U.S. oil rigs rise to record as drillers focus on Texas
HOUSTON (Bloomberg) -- Rigs targeting oil in the U.S. hit a record for the fifth straight week as companies ramped up drilling in shale formations across the South.
Oil rigs increased by one to 1,563, the most since Baker Hughes Inc. separated its oil and gas counts in 1987, the company’s website showed. They rose the most in the Granite Wash shale formation of Texas and Oklahoma and the Eagle Ford in South Texas. The gas count was unchanged at 311, the Houston-based field services company said.
Total rigs in the U.S. have jumped by 118 this year, driven by a surge in horizontal drilling that’s drawing record volumes of oil out of shale formations across the middle of the country. The boom has raised domestic crude production to the highest level in more than a quarter-century.

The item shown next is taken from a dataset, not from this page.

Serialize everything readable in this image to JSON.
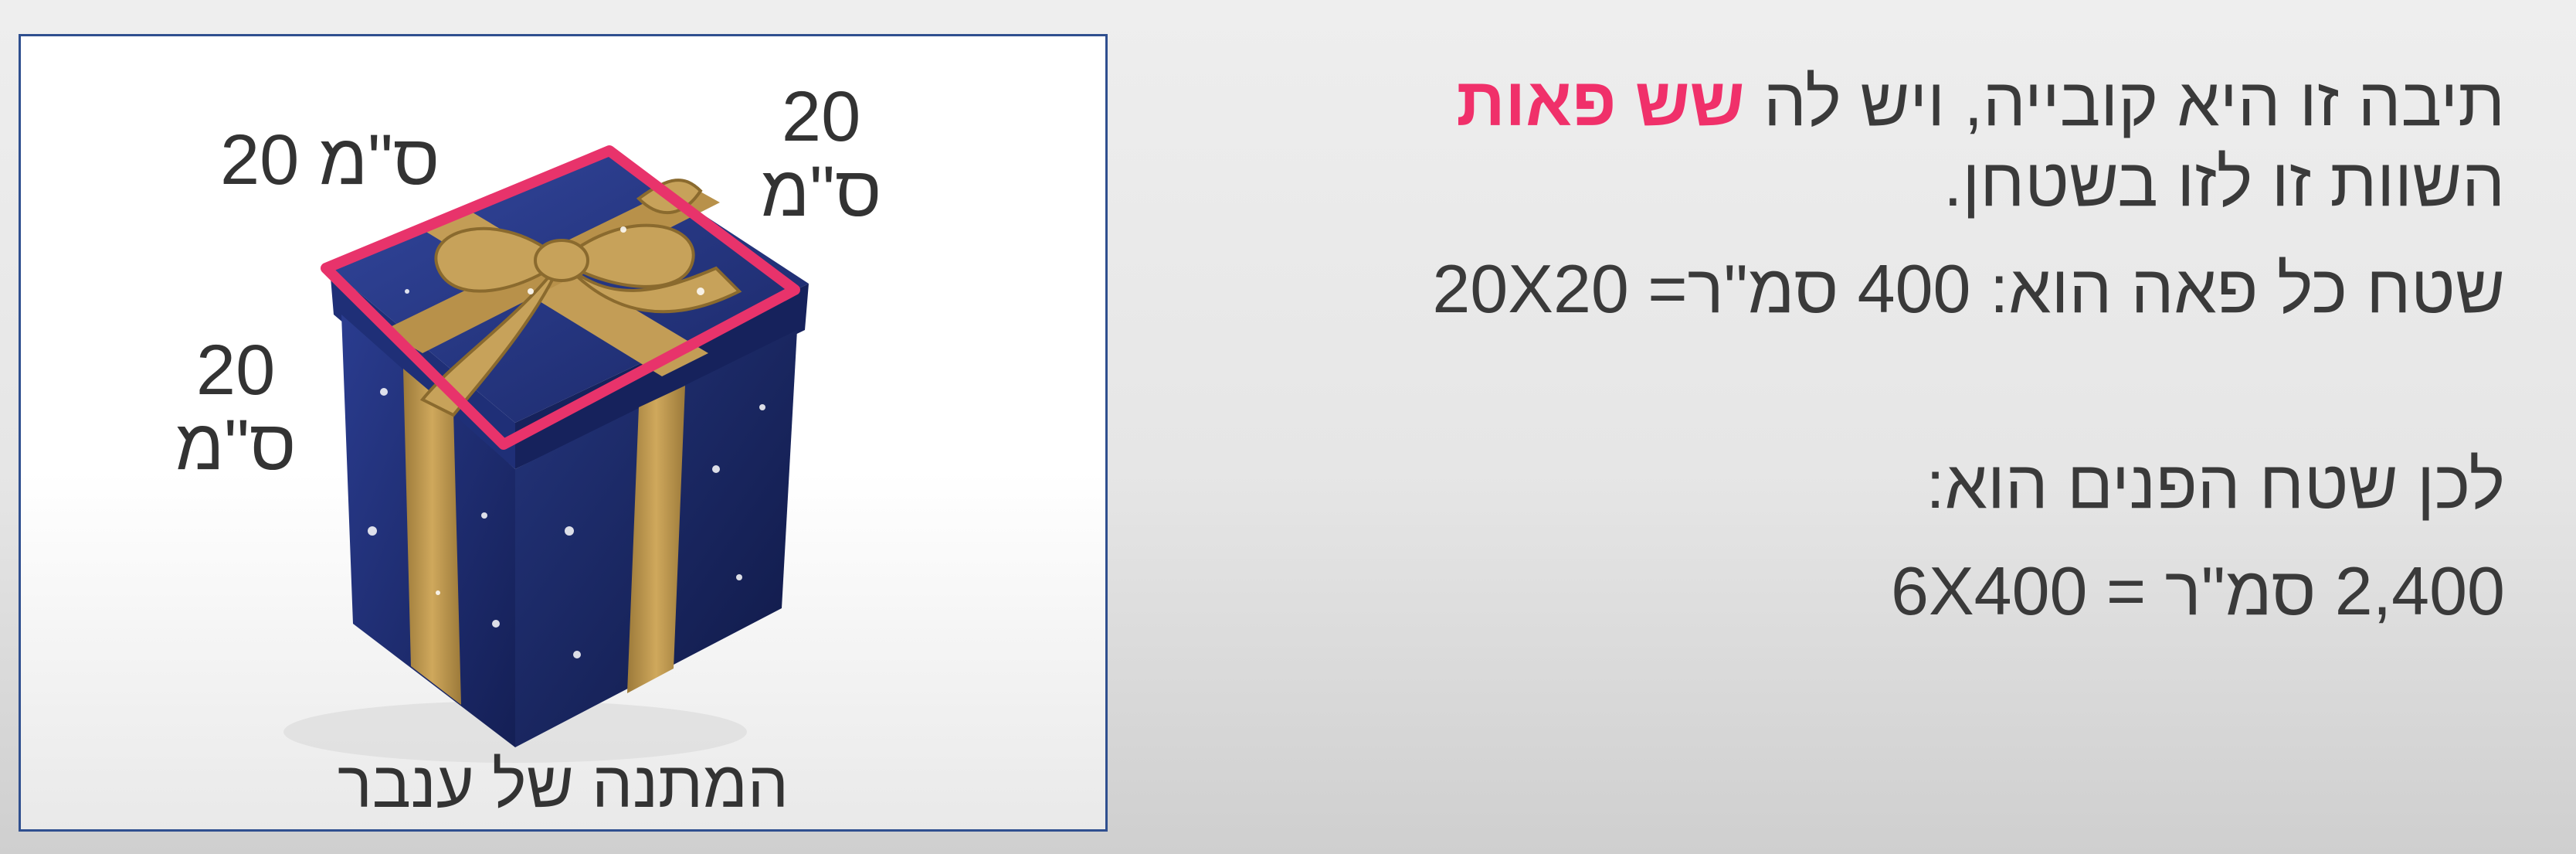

“We’re in the development phase in most of these areas, where they know where the oil is, they’ve optimized ways to produce and are now just developing them at a major pace,” James Williams, president of energy consulting firm WTRG Economics in London, Arkansas, said by telephone.
U.S. oil production climbed 72,000 bpd in the week ended July 4 to 8.51 million, the highest level since 1986, EIA data show. Oil supplies slipped 2.37 MMbbl to 382.6 million.
West Texas Intermediate crude for August delivery fell $2.10, or 2%, to settle at $100.83 a barrel on the New York Mercantile Exchange. Prices have risen 2.4% since the beginning of the year.
Both the Granite Wash and the Eagle Ford added five rigs this week, rising to 218 and 75, respectively. The Permian basin of Texas and New Mexico, the largest onshore oil play in the U.S., gained three to 563. The gas-rich Barnett shale in Texas lost two to 24.
U.S. gas stockpiles rose 93 Bcf last week to 2.022 trillion, EIA data show. Supplies were 24.4% below year-earlier inventories.
Natural gas for August delivery rose 2.6 cents, or 0.6%, to $4.146 per million British thermal units on the Nymex, up 15% in the past year.